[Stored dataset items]
____

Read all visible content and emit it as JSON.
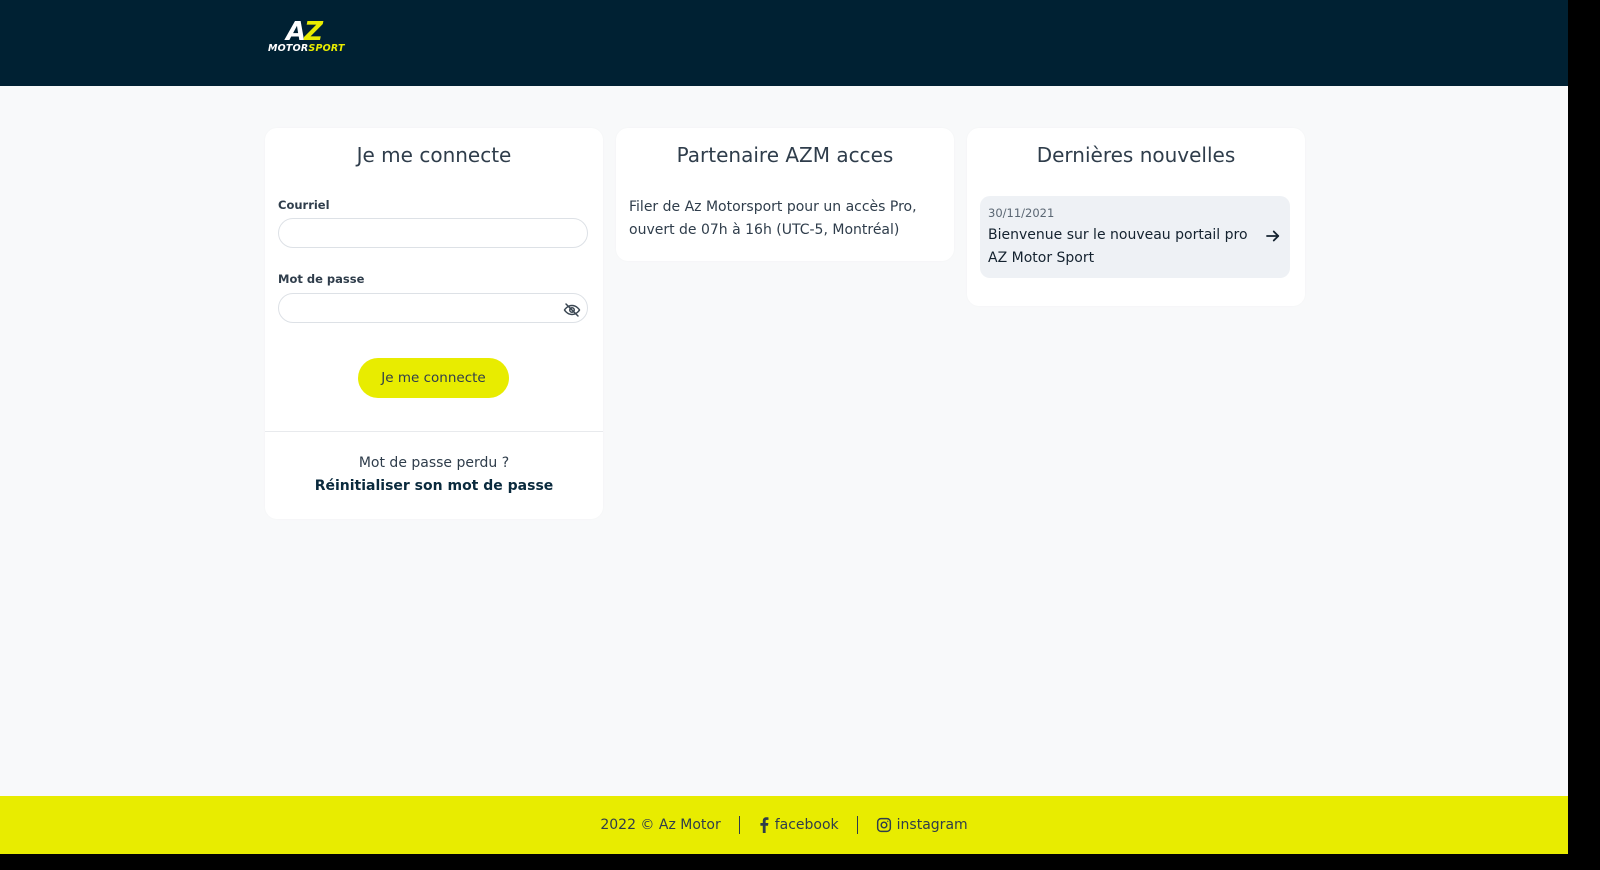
{
  "header": {
    "logo_letters_a": "A",
    "logo_letters_z": "Z",
    "logo_word_motor": "MOTOR",
    "logo_word_sport": "SPORT"
  },
  "login": {
    "title": "Je me connecte",
    "email_label": "Courriel",
    "email_value": "",
    "password_label": "Mot de passe",
    "password_value": "",
    "submit_label": "Je me connecte",
    "lost_text": "Mot de passe perdu ?",
    "reset_link": "Réinitialiser son mot de passe"
  },
  "partner": {
    "title": "Partenaire AZM acces",
    "text": "Filer de Az Motorsport pour un accès Pro, ouvert de 07h à 16h (UTC-5, Montréal)"
  },
  "news": {
    "title": "Dernières nouvelles",
    "items": [
      {
        "date": "30/11/2021",
        "title": "Bienvenue sur le nouveau portail pro AZ Motor Sport"
      }
    ]
  },
  "footer": {
    "copyright": "2022 © Az Motor",
    "facebook": "facebook",
    "instagram": "instagram"
  },
  "colors": {
    "header_bg": "#002133",
    "accent_yellow": "#e8ec00",
    "page_bg": "#f8f9fa",
    "text": "#2f3d4b"
  },
  "icons": [
    "eye-slash-icon",
    "arrow-right-icon",
    "facebook-icon",
    "instagram-icon"
  ]
}
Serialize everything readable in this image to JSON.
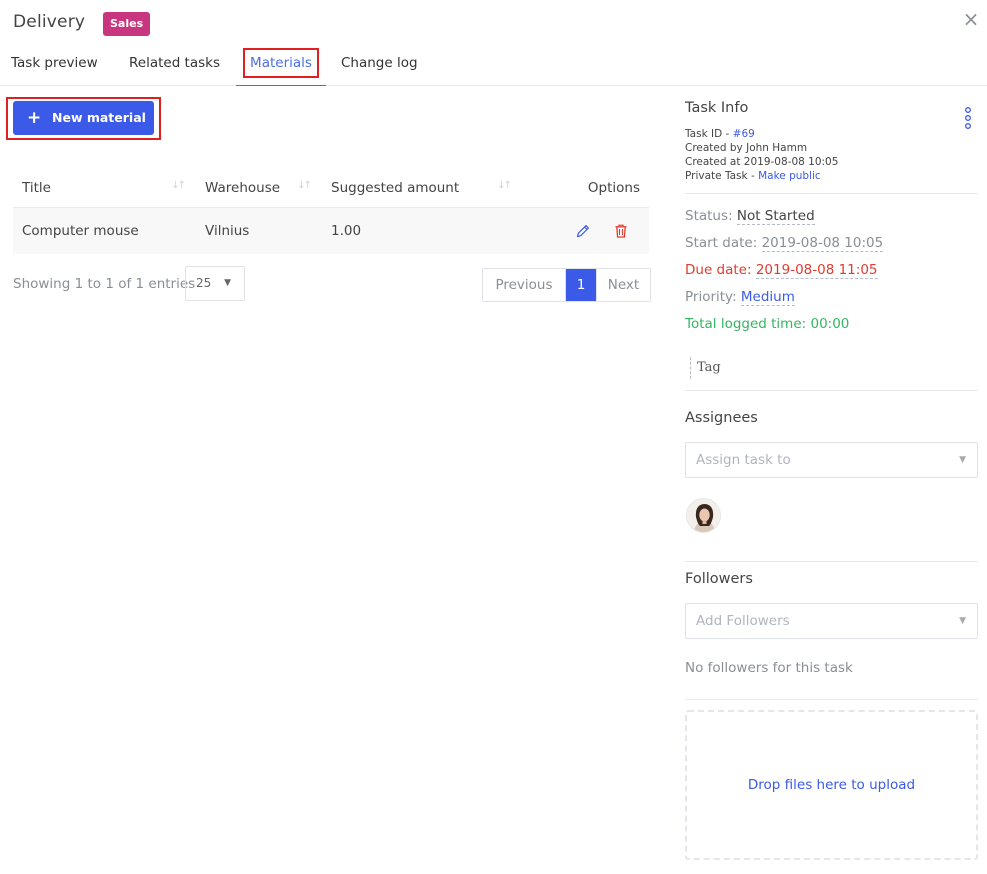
{
  "header": {
    "title": "Delivery",
    "badge": "Sales",
    "close_symbol": "×"
  },
  "tabs": [
    {
      "label": "Task preview"
    },
    {
      "label": "Related tasks"
    },
    {
      "label": "Materials",
      "active": true
    },
    {
      "label": "Change log"
    }
  ],
  "materials": {
    "new_button_label": "New material",
    "new_button_icon": "plus-icon",
    "columns": [
      "Title",
      "Warehouse",
      "Suggested amount",
      "Options"
    ],
    "rows": [
      {
        "title": "Computer mouse",
        "warehouse": "Vilnius",
        "amount": "1.00"
      }
    ],
    "showing": "Showing 1 to 1 of 1 entries",
    "page_size": "25",
    "pagination": {
      "previous": "Previous",
      "current": "1",
      "next": "Next"
    }
  },
  "task_info": {
    "title": "Task Info",
    "task_id_label": "Task ID - ",
    "task_id": "#69",
    "created_by": "Created by John Hamm",
    "created_at": "Created at 2019-08-08 10:05",
    "private_label": "Private Task - ",
    "make_public": "Make public",
    "status_label": "Status: ",
    "status": "Not Started",
    "start_label": "Start date: ",
    "start_date": "2019-08-08 10:05",
    "due_label": "Due date: ",
    "due_date": "2019-08-08 11:05",
    "priority_label": "Priority: ",
    "priority": "Medium",
    "logged_time": "Total logged time: 00:00",
    "tag_placeholder": "Tag"
  },
  "assignees": {
    "title": "Assignees",
    "placeholder": "Assign task to"
  },
  "followers": {
    "title": "Followers",
    "placeholder": "Add Followers",
    "empty": "No followers for this task"
  },
  "upload": {
    "label": "Drop files here to upload"
  },
  "colors": {
    "primary": "#3c5ae8",
    "badge": "#c8367f",
    "danger": "#e03c31",
    "success": "#35b562",
    "highlight": "#e02020"
  }
}
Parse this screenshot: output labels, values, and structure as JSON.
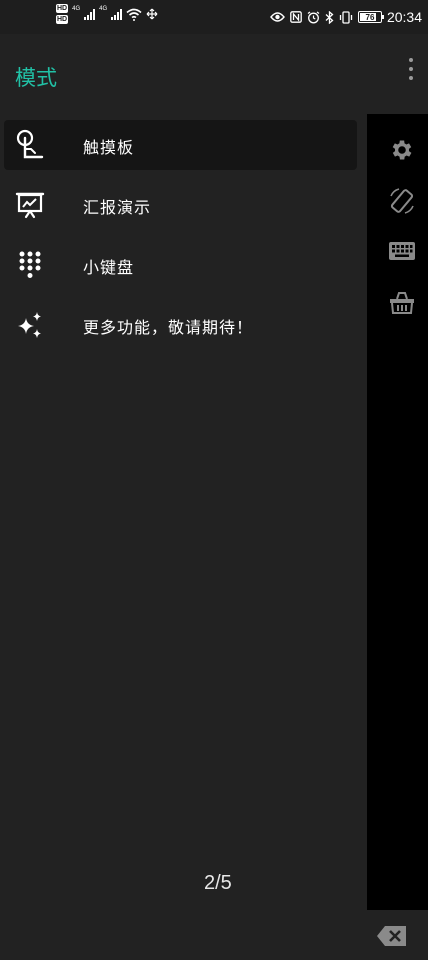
{
  "status_bar": {
    "hd1": "HD",
    "hd2": "HD",
    "net1": "4G",
    "net2": "4G",
    "battery": "76",
    "time": "20:34"
  },
  "drawer": {
    "title": "模式",
    "items": [
      {
        "label": "触摸板",
        "icon": "touchpad-icon",
        "active": true
      },
      {
        "label": "汇报演示",
        "icon": "presentation-icon",
        "active": false
      },
      {
        "label": "小键盘",
        "icon": "keypad-icon",
        "active": false
      },
      {
        "label": "更多功能，敬请期待！",
        "icon": "sparkles-icon",
        "active": false
      }
    ],
    "pager": "2/5"
  },
  "colors": {
    "accent": "#21c1a6",
    "drawer_bg": "#222222",
    "active_item_bg": "#151515",
    "side_icons": "#8a8a8a"
  },
  "side_panel_icons": [
    "more-vert-icon",
    "settings-icon",
    "screen-rotation-icon",
    "keyboard-icon",
    "basket-icon",
    "backspace-icon"
  ]
}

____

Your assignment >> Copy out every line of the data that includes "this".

Exercise result >>
Serialize everything readable in this image to JSON.
    "empty": "No followers for this task"
Parse this screenshot: output labels, values, and structure as JSON.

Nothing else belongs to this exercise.